# Does the following limit of the function exist?

$f(x)= \begin{cases} 1, & \text{if$n$is rational number} \\[2ex] -1, & \text{if$n$is irrational number} \end{cases}$

$\lim\limits_{x \to 1} \ln(x^{\lvert x\rvert}).\exp(f(x))$

I know that f(x) is bounded, in first look it seems that the limit is zero, but I suspect of the limit existence because of the natural logarithm domain.

• ...and the question is...? Where's the self work, effort, insights....? That $\;|x|\;$ power is on the logarithm's argument or on the logarithm itself? – Timbuc Apr 3 '15 at 8:51
• I amended it :) – Alireza Ghaffari Apr 3 '15 at 8:56
• As you know $\lim\limits_{x\to1} |x| \log x = 0$ and like $\lim\limits_{x\to1}e\cdot|x| \log x = 0$ and $\lim\limits_{x\to1}e^{-1}\cdot |x| \log x = 0$ as well. You might use the definition of limit by sequences to show, that the limit of your function exists. – Leonhardt von M Apr 3 '15 at 9:02
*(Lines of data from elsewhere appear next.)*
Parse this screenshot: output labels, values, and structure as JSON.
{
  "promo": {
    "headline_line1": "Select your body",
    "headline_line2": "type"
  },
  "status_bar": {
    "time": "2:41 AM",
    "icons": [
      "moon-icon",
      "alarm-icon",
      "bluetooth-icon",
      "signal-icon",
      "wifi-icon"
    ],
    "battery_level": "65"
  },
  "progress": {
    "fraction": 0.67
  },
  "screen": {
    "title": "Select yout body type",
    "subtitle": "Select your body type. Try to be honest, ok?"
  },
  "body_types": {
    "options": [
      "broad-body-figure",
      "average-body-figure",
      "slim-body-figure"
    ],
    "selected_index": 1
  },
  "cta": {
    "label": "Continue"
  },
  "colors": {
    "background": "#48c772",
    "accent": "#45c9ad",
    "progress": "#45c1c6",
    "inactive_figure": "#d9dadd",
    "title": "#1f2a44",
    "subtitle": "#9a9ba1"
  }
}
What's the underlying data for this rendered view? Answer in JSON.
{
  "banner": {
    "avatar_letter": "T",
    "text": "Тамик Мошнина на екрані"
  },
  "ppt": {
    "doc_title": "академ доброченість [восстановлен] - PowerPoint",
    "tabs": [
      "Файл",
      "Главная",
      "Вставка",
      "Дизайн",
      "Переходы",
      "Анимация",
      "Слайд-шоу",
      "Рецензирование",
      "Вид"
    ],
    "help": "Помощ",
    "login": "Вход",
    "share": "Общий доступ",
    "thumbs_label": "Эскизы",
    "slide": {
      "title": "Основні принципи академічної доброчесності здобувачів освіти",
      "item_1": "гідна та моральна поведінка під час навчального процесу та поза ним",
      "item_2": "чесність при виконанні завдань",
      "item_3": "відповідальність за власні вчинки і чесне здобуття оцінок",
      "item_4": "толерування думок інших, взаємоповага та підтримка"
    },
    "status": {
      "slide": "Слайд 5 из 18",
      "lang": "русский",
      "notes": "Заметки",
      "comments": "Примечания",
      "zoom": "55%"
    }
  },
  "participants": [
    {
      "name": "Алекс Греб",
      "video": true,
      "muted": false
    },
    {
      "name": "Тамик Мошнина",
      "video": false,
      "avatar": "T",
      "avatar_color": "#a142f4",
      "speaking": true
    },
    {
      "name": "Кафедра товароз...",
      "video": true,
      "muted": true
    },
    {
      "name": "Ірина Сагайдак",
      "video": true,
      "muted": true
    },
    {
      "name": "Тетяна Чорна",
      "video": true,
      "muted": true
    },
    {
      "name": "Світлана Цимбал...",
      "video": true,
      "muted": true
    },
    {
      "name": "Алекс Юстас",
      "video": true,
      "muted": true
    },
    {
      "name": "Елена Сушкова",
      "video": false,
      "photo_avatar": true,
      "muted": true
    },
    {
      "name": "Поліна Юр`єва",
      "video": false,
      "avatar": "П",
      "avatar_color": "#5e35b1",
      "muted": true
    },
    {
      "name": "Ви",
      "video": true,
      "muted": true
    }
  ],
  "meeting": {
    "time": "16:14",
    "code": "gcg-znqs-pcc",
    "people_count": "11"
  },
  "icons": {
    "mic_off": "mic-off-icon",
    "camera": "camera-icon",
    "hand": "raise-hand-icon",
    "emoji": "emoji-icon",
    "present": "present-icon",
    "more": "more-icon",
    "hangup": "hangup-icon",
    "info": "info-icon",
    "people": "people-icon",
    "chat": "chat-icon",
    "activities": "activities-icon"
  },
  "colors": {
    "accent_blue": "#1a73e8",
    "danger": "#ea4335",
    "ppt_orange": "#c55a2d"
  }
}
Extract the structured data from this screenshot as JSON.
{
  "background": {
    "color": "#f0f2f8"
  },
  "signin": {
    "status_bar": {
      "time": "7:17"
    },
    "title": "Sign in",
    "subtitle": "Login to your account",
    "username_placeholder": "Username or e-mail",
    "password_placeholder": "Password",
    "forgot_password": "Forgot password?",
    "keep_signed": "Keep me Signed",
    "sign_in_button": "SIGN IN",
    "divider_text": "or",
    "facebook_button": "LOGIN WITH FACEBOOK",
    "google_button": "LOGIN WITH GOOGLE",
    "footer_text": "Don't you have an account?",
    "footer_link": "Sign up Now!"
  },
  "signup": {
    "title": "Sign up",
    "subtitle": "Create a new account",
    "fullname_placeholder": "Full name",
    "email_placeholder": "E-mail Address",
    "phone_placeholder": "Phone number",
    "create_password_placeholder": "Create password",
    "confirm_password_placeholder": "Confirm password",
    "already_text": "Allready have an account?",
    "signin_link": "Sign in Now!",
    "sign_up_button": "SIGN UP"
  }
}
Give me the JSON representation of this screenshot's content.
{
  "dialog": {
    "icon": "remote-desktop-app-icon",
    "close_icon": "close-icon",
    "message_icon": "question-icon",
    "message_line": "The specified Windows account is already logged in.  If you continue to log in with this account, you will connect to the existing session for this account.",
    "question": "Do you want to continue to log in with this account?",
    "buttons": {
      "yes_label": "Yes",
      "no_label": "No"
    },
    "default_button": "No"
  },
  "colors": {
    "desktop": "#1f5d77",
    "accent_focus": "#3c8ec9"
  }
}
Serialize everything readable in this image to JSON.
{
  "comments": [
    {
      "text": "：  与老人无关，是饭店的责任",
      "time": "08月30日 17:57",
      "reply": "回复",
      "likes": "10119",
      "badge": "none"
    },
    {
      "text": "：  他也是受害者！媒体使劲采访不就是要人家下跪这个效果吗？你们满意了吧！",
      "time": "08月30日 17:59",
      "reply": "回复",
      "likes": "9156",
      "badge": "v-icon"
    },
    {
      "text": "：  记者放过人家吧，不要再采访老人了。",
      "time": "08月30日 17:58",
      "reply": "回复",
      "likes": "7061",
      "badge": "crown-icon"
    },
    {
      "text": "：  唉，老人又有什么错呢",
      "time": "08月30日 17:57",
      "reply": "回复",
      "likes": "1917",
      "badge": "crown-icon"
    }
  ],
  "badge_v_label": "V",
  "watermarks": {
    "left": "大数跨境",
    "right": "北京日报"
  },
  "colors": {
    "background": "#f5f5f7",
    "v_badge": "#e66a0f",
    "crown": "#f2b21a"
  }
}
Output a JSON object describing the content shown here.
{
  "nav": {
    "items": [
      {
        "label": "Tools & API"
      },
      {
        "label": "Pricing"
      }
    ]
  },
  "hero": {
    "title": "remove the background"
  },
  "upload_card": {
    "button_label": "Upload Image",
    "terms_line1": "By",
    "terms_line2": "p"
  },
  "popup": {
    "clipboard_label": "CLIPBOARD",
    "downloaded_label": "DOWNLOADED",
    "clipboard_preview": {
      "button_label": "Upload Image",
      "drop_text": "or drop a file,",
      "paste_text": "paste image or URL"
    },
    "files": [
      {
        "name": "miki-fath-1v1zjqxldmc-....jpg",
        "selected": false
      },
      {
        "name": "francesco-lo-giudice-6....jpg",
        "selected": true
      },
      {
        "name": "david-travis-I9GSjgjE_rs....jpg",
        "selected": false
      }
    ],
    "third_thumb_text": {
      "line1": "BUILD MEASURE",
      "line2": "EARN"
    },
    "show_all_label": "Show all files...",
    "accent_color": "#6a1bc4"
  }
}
Because $x^{|x|}$ is continuous in $1$, $$\lim_{x\to1}x^{|x|}=1$$ and hence $$\lim_{x\to1}e^{f(x)}\cdot\ln(x^{|x|})$$ exists and equals $0$ because $e^{f(x)}$ is bounded and $\lim_{x\to1}\ln(x^{|x|})=\ln\left(\lim_{x\to1}x^{|x|}\right)=0$.
• Does $u^v$ if u is negative, defiens for $v \notin z+?$ – Alireza Ghaffari Apr 3 '15 at 9:35
• There are some definitions using the complex logarithm, but that isn't relevant here because we only need $u$'s in a neighbourhood of $1$. – punctured dusk Apr 3 '15 at 9:37